“Department stores were one of the largest facilities in the city to which people of all ages could have equal access, and so they needed to have something to entertain all generations. So rooftop amusements came to play this role for families with kids,” said Oota, who authored a report in 2001 on the usage of department store rooftops.

Today’s rooftop activities, though, are generally far less ambitious in both variety and scale than in the past.

Matsuya Asakusa department store in Taito Ward, for example, was the first among its competitors to install a rooftop amusement park. On its debut in November 1931, the firm also launched its Sports Land, which modeled itself on Western amusement parks such as Coney Island in New York. According to a Matsuya Asakusa spokesman, its rooftop amusement facility was opened to attract more families to shop in the area, which back then was mainly known as an entertainment district for adults.

Misako Sawaguchi, a 76-year-old resident of Nerima Ward who spent her childhood in Taito Ward in the mid-1930s and early ’40s, remembers how excited she was to visit Sports Land on the bus.

“I always looked forward to going on to the rooftops to catch goldfish, play games and eat ice cream. I remember it was always pretty crowded,” she said.

Sawaguchi also recalls visiting Matsuzakaya department store in Ueno, where, amid the rides and the games, there was a cage with monkeys in it. There was also a water tank with otters in it, and visitors were able to feed all the animals, she said. Sawaguchi also recalled a titmouse that, if you paid money, would pick a written oracle for you from a small shrine. “Going to the rooftop amusement park, in addition to the restaurants, was really something I looked forward to when going to department stores,” she said.

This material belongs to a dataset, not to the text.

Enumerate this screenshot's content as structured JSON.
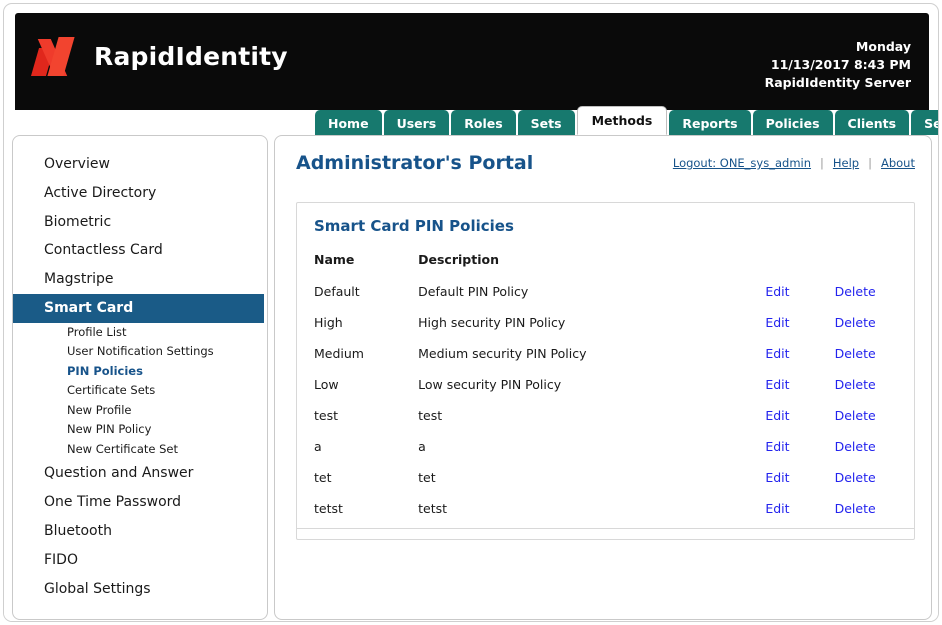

After World War II, when department stores reopened for business, rooftop amusement parks began operating again and attracting families to them. In 1950, Matsuya Asakusa even installed a Ferris wheel, while the top of Nihonbashi Takashimaya department store housed a baby elephant named Takako. She was there for nearly four years before being presented to Ueno Zoo. A year later, Tokyu Toyoko department store — where the futsal ground is now — ran a ropeway from one end of its building to the other for a little over a year.

Even after she got married, Sawaguchi said she sometimes took her children to the rooftops of department stores in the 1960s to let them enjoy the miniature train and car rides. However, by the middle of the following decade, the crowds on department-store roofs were already passing their peak.

Uncertain returns

Although mothers with children still go up there these days, the colorfulness and buzz in the atmosphere has largely faded away. And it’s far from crowded.

One major reason for this, said the researcher Oota, is that just as rain, wind or even snow are likely to keep customers away, the uncertainty of the returns may have prevented stores from investing in their rooftops. “It’s too bad that they have forgotten about the roof. It’s such a waste of a precious space with so much freedom to use it for all kinds of purposes,” he said. As well, he pointed to the potential for stores to use their rooftops in ways that connect with the marketing taking place on other floors.

For the time being, although department store rooftops have lost some of the momentum they enjoyed in the past, they are still some of the very few places high above the madding crowds where people can go for free or for very little outlay.

Amid the remaining rides, food stands and gardens up there, most also have simple benches where a few cognoscenti can usually be found eating food bought from the delicatessens in the store’s depa-chika underground food hall, reading their papers or books, simply chatting together or — you guessed it — talking on their cell phones and punching out text messages.

Whether as atolls of relative calm like this, or alive with the yells of futsal fans and players, there’s a certain special feeling and a separateness about being up there that begs the question of why — when the city’s roofs cover such an enormous area, and have so much varied potential — are there not more we can go up onto and enjoy?